Technically, what are you working on?
I’m a big believer in ballet, and I always tell everybody: I recommend taking a ballet class, because that will always help you stay strong and centered. Do we lift weights, yes, do we get on ellipticals, yes. There are other things to do, but ballet is the base for everything.
Linda Haberman, the previous director who left the organization after her dynamic spring show Heart and Lights was canceled at the last minute, wasn’t a Rockette, but you were. Do you think you need to have been a Rockette to direct the company?
I don’t think you have to be a Rockette at all. Sometimes, though, when I see them struggling, I understand why. It’s hard to dance right next to somebody. You really have to know where the path of your arm is going, and if you’re doing just kicks, it’s very easy to bounce back and forth. You really have to be on your center. It’s like doing fouettés center stage: You have to stay on that dime. It’s the same thing with kicking or else you get this wave. I feel like I relate.
What was the turnover like when Linda left or was forced to leave—I don’t know what happened.
I don’t know either. I wasn’t involved in any of that. I think everybody went through a period—it was a change, and change isn’t always easy and I think we all just banded together and wanted to continue doing good work.
Did many Rockettes leave?

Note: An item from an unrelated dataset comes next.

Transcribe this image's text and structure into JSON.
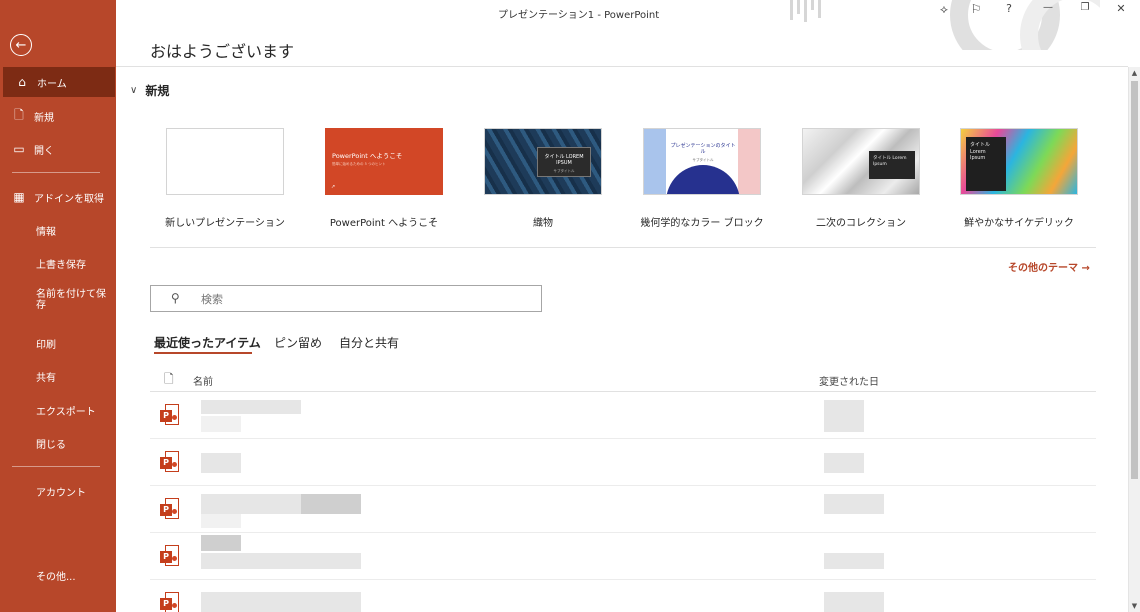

No, no. We do have new Rockettes, but there are people on maternity leave or doing a Broadway show. There is always some fluctuation, but I would say we have mainly everyone back.
The spring show is being produced with a new creative team. Do you have anything to do with it?

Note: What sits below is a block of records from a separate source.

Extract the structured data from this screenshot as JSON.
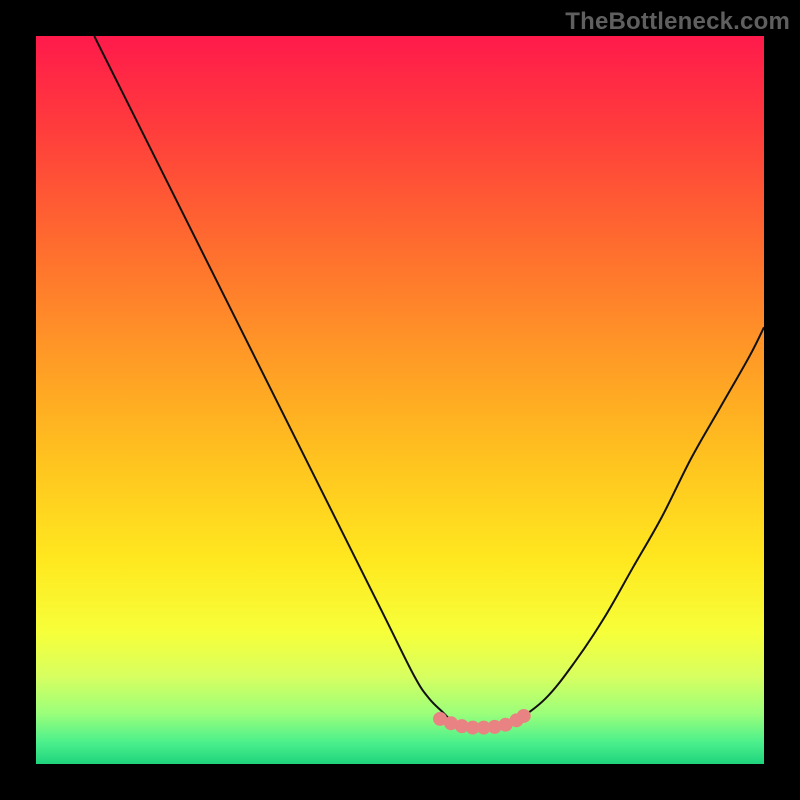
{
  "watermark": {
    "text": "TheBottleneck.com"
  },
  "colors": {
    "black": "#000000",
    "curve": "#111111",
    "marker_fill": "#e98383",
    "marker_stroke": "#e98383",
    "gradient_stops": [
      {
        "offset": 0.0,
        "color": "#ff1a4b"
      },
      {
        "offset": 0.12,
        "color": "#ff3a3d"
      },
      {
        "offset": 0.28,
        "color": "#ff6a2f"
      },
      {
        "offset": 0.44,
        "color": "#ff9a26"
      },
      {
        "offset": 0.58,
        "color": "#ffc21f"
      },
      {
        "offset": 0.72,
        "color": "#ffe81f"
      },
      {
        "offset": 0.82,
        "color": "#f6ff3a"
      },
      {
        "offset": 0.88,
        "color": "#d7ff60"
      },
      {
        "offset": 0.93,
        "color": "#9cff7a"
      },
      {
        "offset": 0.97,
        "color": "#4cf08c"
      },
      {
        "offset": 1.0,
        "color": "#1fd47c"
      }
    ]
  },
  "chart_data": {
    "type": "line",
    "title": "",
    "xlabel": "",
    "ylabel": "",
    "xlim": [
      0,
      100
    ],
    "ylim": [
      0,
      100
    ],
    "series": [
      {
        "name": "curve",
        "x": [
          8,
          12,
          16,
          20,
          24,
          28,
          32,
          36,
          40,
          44,
          48,
          52,
          54,
          56,
          57,
          58,
          60,
          62,
          64,
          66,
          70,
          74,
          78,
          82,
          86,
          90,
          94,
          98,
          100
        ],
        "y": [
          100,
          92,
          84,
          76,
          68,
          60,
          52,
          44,
          36,
          28,
          20,
          12,
          9,
          7,
          6,
          5.5,
          5,
          5,
          5.3,
          6,
          9,
          14,
          20,
          27,
          34,
          42,
          49,
          56,
          60
        ]
      }
    ],
    "markers": {
      "name": "flat-region",
      "x": [
        55.5,
        57,
        58.5,
        60,
        61.5,
        63,
        64.5,
        66,
        67
      ],
      "y": [
        6.2,
        5.6,
        5.2,
        5.0,
        5.0,
        5.1,
        5.4,
        6.0,
        6.6
      ]
    }
  }
}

I don’t. I met Warren [Carlyle, director and choreographer]. We’ve talked a lot. I am not involved at the moment on it.
Will it be totally new?
I don’t know. I have seen a few bits and pieces from a workshop that he did, but I don’t know what’s in or not in. Time will tell. He’s lovely. He’s a real tapper. He’s a really friendly guy. So far, that’s all I know.

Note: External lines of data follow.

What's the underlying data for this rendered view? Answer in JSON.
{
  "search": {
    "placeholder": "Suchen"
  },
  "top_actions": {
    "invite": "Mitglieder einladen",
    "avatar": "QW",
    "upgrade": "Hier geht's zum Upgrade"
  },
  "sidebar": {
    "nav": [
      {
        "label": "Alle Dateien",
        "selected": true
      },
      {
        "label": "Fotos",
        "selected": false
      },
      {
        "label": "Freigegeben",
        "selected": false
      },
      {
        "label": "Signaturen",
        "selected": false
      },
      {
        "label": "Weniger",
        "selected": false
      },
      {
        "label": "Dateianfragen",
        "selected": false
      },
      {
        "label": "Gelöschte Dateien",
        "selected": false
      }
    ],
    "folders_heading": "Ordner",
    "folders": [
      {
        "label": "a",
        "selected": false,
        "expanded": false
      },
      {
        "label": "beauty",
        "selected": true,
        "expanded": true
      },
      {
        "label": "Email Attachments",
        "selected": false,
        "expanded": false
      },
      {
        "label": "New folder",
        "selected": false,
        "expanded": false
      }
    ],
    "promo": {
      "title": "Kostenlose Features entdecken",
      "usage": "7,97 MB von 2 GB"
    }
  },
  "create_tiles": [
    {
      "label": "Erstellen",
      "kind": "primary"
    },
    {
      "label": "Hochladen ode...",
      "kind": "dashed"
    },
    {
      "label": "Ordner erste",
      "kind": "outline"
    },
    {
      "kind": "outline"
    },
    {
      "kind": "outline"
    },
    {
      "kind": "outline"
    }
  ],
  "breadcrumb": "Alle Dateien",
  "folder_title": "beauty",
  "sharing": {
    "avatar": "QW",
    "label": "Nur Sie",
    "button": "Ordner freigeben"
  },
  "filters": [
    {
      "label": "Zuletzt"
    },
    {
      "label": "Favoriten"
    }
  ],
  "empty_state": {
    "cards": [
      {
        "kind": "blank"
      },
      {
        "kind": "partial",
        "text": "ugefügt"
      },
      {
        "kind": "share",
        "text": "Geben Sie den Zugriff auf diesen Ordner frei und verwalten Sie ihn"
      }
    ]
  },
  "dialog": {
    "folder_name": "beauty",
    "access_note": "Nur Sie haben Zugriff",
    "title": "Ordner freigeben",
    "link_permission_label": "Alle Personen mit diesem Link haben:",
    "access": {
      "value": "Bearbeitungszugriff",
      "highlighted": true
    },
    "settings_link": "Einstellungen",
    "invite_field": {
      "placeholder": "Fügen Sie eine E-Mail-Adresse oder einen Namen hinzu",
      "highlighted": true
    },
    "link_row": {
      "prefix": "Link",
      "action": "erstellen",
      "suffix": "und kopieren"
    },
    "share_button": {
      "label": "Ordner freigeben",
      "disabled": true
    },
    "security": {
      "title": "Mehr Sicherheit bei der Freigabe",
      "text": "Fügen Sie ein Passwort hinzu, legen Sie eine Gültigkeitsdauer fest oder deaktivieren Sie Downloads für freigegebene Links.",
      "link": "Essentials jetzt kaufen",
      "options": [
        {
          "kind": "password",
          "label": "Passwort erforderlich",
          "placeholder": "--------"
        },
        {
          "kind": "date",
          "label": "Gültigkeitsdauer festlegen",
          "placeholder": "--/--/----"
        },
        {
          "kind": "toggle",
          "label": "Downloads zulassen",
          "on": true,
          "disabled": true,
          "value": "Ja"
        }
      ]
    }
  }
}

Radio City Christmas Spectacular is at Radio City Music Hall through Dec 31.